I eyed my competition. All seemed a good bit younger. A couple looked athletic. Others were wearing jeans or sweats.
The starting gate popped up from the ramp about 10 feet down from the top. We inched our bikes to position the front wheel against the gate so we would be ready for what I figured would surely feel like a free fall once the gate lowered.
Professional riders balance on the bike at this point – feet on the pedals ready to start pumping as soon as the gate goes down. We rookies kept our feet firm planted – fingers gripped on the brakes.
The announcer called the start. The gate dropped.
And there’s not much I remember for the next 30 seconds.
I was in “the zone” that I knew existed but never stumbled in to – the zone where all you’re aware of is the experience.
Standing over the handlebars as my coach had taught me, I pushed down as I hit the bottom of the hills and pulled up as I headed back up. I edged past the closest competitor. I was pedaling with all I had while still trying to pay attention to the hill strategy of pushing down and pulling up.
A number of folks who work for the city were lined up along the fence. As I topped the final series of hills, I could hear them yelling my name – I had a cheering section! But by this time my zone was so focused that all I could think about was the finish line that was less than 100 feet and two more hills away.
I might just win this thing, I thought. I’ve never ever won anything athletic. I never cared before. At that moment, I cared!
Twelve-hundred feet and about 45 seconds after I’d careened down the 40 foot hill, I was crossing the finish line ahead of my three competitors. My heart was racing. My mouth was dry. My legs were shaking. So this is what the adrenaline rush of winning feels like, I thought. I liked it, much to my surprise.
When my young coach came up with a high-five of congratulations, I quickly shook off the daze I found myself in. She gave me a quick critique of what worked well and started coaching about what I might want to try in the finals.

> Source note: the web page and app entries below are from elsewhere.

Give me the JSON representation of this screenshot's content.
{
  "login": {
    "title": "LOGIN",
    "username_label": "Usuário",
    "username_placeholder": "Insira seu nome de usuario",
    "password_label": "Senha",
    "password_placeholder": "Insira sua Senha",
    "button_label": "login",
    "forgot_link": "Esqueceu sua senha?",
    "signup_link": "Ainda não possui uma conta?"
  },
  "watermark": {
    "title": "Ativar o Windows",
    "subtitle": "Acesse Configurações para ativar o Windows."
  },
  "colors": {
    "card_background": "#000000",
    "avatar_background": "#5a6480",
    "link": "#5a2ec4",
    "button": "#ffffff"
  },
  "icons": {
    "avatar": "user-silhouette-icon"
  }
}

When we got lined up for the finals, we were situated much more closely together than last time, which made me a little less confident about not running into someone. But at least this time I knew I didn’t have to hit the brake until I was close to the bottom of the starting hill.

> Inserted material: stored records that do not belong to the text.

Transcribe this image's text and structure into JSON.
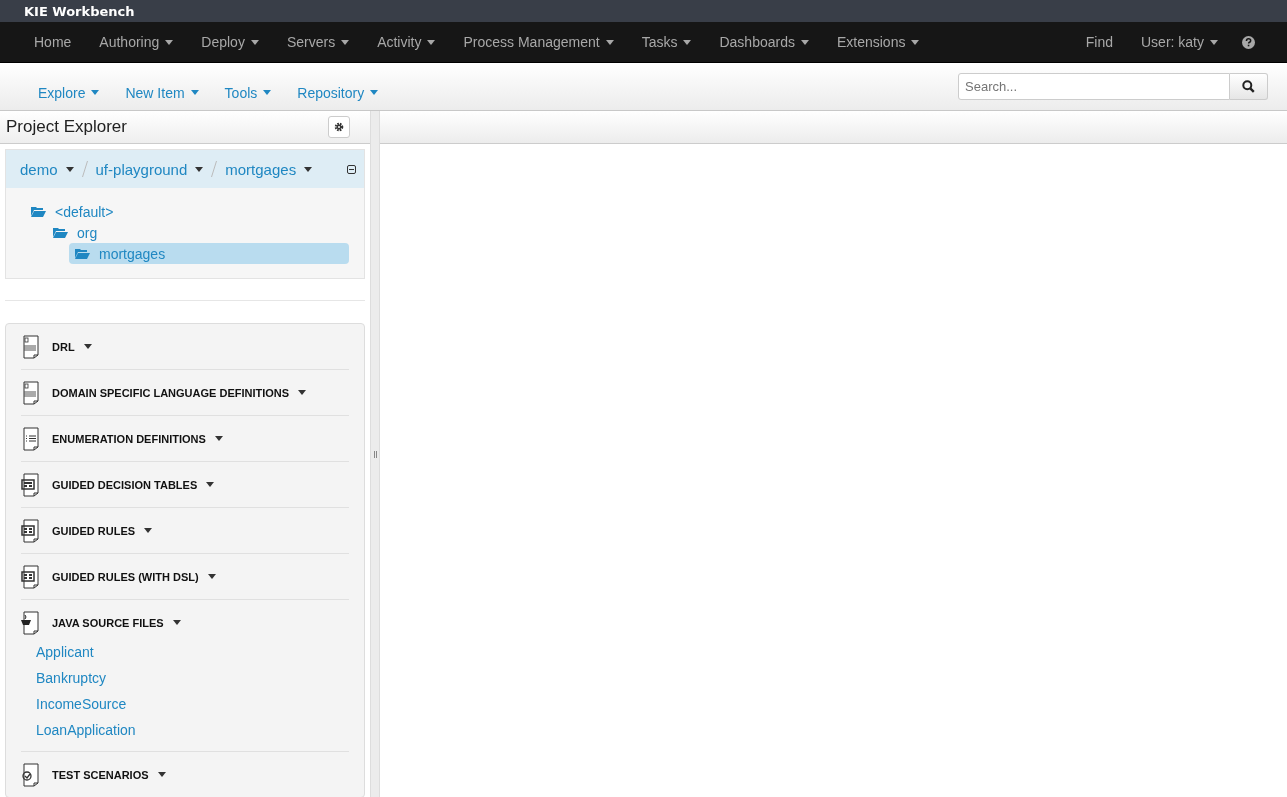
{
  "brand": "KIE Workbench",
  "nav": {
    "items": [
      {
        "label": "Home",
        "dropdown": false
      },
      {
        "label": "Authoring",
        "dropdown": true
      },
      {
        "label": "Deploy",
        "dropdown": true
      },
      {
        "label": "Servers",
        "dropdown": true
      },
      {
        "label": "Activity",
        "dropdown": true
      },
      {
        "label": "Process Management",
        "dropdown": true
      },
      {
        "label": "Tasks",
        "dropdown": true
      },
      {
        "label": "Dashboards",
        "dropdown": true
      },
      {
        "label": "Extensions",
        "dropdown": true
      }
    ],
    "right_items": [
      {
        "label": "Find",
        "dropdown": false
      },
      {
        "label": "User: katy",
        "dropdown": true
      }
    ]
  },
  "toolbar": {
    "menus": [
      "Explore",
      "New Item",
      "Tools",
      "Repository"
    ],
    "search": {
      "placeholder": "Search..."
    }
  },
  "explorer": {
    "title": "Project Explorer",
    "breadcrumbs": [
      "demo",
      "uf-playground",
      "mortgages"
    ],
    "tree": [
      {
        "label": "<default>",
        "selected": false,
        "children": [
          {
            "label": "org",
            "selected": false,
            "children": [
              {
                "label": "mortgages",
                "selected": true
              }
            ]
          }
        ]
      }
    ],
    "categories": [
      {
        "kind": "drl",
        "label": "DRL"
      },
      {
        "kind": "drl",
        "label": "DOMAIN SPECIFIC LANGUAGE DEFINITIONS"
      },
      {
        "kind": "enum",
        "label": "ENUMERATION DEFINITIONS"
      },
      {
        "kind": "table",
        "label": "GUIDED DECISION TABLES"
      },
      {
        "kind": "guided",
        "label": "GUIDED RULES"
      },
      {
        "kind": "guided",
        "label": "GUIDED RULES (WITH DSL)"
      },
      {
        "kind": "java",
        "label": "JAVA SOURCE FILES",
        "items": [
          "Applicant",
          "Bankruptcy",
          "IncomeSource",
          "LoanApplication"
        ]
      },
      {
        "kind": "test",
        "label": "TEST SCENARIOS"
      }
    ]
  }
}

The gate dropped, and we were off. As I rounded the second turn, intent on passing the third place rider, I saw a rider down on the curved embankment. Do I stop? Ride around him? Help him up? As others passed me, I realized that moment’s hesitation knocked me out of the top three. So I scooted around him and finished a respectable fourth. No medal ceremony for me, but I wasn’t the least bit disappointed.
When I woke up that morning I had no intention of speeding down a two-story 40-foot embankment on a little bike. I woke up intending to learn from others what that felt like. I found out it sure was a lot more fun to experience it rather than watch it. Even if I didn’t hit the medal stand, I left there knowing I had won something else – the whole experience had given me the taste of competition, of pushing, of risking. And I liked it.
(Plus if the race had included age brackets, I’m pretty confident in saying I would have won mine – given the fact I had a good 15 years on the rest of the competitors. This middle aged woman found out she can get “over the hill(s)” with the best of them.)
When not working to promote the interests of SC cities and towns as deputy executive director of the Municipal Association of SC, Reba is passionate about travel, writing and keeping connected with old friends. Reba can be reached at firstname.lastname@example.org or through her blog at http://randomconnectpoints.blogspot.com.